"Gun sales have started to decline since the election of Donald Trump," said UCLA law professor Adam Winkler. "People feel less need to run out and buy guns."

As president, Obama routinely made calls for gun control following mass shootings. That sent many Americans scrambling to buy firearms they feared might become illegal.

Things are different with Trump in office. "There's not the urgency or urgent need because the window of opportunity is not closing," said Craig DeLuz, a lobbyist with the Sacramento-based Firearms Policy Coalition, which advocates for gun rights.

Trump issued no call for gun control after the Las Vegas massacre, instead pointing to mental health issues. And the national debate over so-called "bump stocks" is moot in California, as the devices are already illegal in the state.

Nationwide, gun retailers reported fewer background checks after the Las Vegas shooting, as compared to the periods following incidents in San Bernardino, Sandy Hook and Orlando.
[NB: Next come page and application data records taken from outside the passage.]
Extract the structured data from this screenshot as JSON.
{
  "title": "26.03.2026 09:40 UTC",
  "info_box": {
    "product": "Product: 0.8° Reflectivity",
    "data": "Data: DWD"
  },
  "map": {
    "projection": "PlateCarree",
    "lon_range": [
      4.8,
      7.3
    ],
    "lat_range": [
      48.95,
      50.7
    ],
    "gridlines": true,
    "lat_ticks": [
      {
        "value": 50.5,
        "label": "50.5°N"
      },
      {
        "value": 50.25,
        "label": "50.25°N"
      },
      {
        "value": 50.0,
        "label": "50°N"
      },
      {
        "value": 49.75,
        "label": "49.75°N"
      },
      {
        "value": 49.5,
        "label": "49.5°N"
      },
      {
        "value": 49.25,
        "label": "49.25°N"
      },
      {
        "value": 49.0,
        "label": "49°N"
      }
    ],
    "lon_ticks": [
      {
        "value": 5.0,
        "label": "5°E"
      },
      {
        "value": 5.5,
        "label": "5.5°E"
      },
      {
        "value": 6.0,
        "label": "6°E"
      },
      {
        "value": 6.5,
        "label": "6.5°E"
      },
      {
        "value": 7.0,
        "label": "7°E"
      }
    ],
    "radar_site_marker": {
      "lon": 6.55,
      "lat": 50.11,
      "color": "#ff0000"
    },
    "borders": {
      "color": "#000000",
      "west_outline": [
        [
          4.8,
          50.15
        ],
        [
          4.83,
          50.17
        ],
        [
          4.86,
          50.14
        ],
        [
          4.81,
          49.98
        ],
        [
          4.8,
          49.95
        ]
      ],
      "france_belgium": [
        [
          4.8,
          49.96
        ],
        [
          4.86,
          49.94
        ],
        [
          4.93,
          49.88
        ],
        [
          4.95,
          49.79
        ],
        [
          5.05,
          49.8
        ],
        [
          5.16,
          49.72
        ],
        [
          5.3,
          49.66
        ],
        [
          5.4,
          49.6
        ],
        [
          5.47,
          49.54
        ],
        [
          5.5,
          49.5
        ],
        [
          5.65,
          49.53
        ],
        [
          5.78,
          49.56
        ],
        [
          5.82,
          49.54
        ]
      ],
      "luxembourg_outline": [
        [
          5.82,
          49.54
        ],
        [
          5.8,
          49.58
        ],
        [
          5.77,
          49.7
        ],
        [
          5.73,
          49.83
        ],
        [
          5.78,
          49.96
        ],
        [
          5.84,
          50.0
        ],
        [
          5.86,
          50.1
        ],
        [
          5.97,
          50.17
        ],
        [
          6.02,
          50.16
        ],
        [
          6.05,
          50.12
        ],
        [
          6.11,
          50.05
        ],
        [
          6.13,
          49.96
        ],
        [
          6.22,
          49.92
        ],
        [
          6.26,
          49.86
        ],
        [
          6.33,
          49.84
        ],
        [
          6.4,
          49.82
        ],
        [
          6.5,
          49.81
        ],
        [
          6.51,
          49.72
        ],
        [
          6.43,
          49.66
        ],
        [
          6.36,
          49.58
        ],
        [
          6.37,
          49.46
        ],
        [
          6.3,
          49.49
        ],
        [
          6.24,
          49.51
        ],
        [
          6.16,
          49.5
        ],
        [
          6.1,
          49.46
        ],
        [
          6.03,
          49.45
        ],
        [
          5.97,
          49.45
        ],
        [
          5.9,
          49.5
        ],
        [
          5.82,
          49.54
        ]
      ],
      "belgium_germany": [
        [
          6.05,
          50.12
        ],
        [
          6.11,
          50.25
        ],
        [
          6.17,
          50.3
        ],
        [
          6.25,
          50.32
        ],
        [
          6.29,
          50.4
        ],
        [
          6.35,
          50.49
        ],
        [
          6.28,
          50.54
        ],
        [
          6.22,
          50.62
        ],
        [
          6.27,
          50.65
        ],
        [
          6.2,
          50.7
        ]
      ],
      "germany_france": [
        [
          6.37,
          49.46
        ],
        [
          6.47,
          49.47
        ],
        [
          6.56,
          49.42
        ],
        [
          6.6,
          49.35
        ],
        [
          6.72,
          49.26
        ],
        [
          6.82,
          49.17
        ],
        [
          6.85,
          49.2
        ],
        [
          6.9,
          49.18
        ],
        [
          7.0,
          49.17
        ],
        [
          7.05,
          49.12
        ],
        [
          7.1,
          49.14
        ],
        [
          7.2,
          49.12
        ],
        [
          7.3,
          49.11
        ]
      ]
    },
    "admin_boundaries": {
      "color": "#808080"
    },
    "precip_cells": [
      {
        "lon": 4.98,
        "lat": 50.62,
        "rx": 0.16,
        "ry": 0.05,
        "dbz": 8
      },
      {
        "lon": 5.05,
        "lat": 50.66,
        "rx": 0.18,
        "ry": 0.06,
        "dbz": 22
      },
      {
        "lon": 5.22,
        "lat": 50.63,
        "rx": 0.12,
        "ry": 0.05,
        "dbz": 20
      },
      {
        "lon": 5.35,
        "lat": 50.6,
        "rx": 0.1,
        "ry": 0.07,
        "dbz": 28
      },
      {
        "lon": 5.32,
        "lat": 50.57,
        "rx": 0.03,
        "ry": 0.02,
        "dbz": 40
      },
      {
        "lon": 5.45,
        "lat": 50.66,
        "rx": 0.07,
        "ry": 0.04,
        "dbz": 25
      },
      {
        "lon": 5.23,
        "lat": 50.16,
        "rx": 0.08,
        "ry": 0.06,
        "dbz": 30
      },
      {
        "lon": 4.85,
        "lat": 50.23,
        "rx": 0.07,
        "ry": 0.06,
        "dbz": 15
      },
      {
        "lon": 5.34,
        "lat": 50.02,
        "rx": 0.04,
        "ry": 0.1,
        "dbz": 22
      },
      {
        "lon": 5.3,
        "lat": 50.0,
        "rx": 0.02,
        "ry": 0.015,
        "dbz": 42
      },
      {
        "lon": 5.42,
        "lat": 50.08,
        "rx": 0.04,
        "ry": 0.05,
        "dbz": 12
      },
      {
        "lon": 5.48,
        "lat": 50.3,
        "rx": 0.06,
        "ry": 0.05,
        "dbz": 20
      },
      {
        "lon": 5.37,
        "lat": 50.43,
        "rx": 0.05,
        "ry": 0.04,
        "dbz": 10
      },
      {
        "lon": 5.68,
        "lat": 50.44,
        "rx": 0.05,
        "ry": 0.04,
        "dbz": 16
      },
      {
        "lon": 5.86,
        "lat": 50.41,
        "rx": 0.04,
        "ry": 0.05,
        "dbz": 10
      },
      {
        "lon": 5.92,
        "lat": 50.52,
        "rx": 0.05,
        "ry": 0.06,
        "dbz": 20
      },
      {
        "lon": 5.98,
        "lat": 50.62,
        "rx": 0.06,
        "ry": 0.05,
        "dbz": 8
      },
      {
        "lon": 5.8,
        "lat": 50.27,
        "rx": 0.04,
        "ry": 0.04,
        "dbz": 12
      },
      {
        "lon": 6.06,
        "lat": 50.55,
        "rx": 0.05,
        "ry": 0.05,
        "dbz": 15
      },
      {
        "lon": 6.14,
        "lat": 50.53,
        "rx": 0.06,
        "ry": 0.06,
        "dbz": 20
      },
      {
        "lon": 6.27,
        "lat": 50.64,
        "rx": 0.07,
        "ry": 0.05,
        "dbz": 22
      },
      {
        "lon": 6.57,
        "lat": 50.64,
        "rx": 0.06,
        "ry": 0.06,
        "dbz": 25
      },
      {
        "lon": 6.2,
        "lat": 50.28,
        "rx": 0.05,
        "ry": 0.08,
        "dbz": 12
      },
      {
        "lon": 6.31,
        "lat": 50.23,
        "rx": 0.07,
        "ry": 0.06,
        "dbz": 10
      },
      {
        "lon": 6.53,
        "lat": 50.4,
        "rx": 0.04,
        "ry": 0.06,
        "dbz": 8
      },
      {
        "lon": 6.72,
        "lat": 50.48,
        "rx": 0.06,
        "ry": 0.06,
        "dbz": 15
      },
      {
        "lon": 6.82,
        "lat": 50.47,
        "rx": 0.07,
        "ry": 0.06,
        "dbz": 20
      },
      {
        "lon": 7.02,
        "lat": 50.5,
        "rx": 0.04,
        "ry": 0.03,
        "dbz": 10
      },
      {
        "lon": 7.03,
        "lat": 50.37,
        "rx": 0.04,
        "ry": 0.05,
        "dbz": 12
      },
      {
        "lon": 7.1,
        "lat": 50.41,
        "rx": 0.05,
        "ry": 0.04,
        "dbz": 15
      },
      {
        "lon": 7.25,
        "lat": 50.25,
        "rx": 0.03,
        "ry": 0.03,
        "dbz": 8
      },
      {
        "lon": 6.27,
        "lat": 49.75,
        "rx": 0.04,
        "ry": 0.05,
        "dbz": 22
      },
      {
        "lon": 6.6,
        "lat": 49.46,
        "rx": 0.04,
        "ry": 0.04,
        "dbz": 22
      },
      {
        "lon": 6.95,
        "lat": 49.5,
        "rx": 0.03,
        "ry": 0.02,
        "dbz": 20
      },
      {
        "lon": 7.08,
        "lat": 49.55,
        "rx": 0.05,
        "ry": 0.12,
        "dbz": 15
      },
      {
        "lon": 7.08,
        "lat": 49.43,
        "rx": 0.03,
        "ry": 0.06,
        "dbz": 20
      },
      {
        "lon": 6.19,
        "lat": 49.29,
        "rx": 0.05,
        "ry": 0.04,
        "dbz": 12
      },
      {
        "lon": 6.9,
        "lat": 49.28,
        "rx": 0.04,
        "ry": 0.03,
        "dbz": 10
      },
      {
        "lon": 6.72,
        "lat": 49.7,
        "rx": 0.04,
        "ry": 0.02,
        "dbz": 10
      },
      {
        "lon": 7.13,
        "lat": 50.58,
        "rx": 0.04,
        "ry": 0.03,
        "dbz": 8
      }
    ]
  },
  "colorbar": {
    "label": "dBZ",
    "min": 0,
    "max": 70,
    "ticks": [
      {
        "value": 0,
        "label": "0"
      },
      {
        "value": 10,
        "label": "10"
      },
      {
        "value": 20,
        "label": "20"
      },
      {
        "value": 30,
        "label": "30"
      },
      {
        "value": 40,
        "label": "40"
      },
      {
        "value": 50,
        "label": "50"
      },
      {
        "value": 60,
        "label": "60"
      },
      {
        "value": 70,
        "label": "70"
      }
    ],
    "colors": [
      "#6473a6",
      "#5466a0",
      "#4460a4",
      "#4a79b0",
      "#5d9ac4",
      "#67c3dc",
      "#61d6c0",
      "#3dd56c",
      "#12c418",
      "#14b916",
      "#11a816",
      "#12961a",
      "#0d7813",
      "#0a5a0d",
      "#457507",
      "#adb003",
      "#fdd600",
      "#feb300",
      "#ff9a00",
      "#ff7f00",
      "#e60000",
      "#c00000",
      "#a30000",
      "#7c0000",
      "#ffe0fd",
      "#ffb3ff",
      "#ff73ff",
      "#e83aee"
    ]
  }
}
Background checks are considered the best proxy for gun sales at the federal level, where gun sales data are not available.

Last year, Californians shattered records for gun sales, snapping up more than a million firearms for the first time ever.

"We saw just an overwhelming number of firearms sales," DeLuz said. He cited California's assault weapons ban as a driver of sales, as enthusiasts bought soon-to-be-banned models while they were still on the market.

But this year, sales are more sluggish. 2017 firearms sales are on pace to dip to around 800,000, which would be the lowest total since 2011. That's according to the state data, which captures sales through November 2.

The pace of sales in California could pick up after Black Friday sales are factored in. Early reports indicate that background checks were up this year across the country.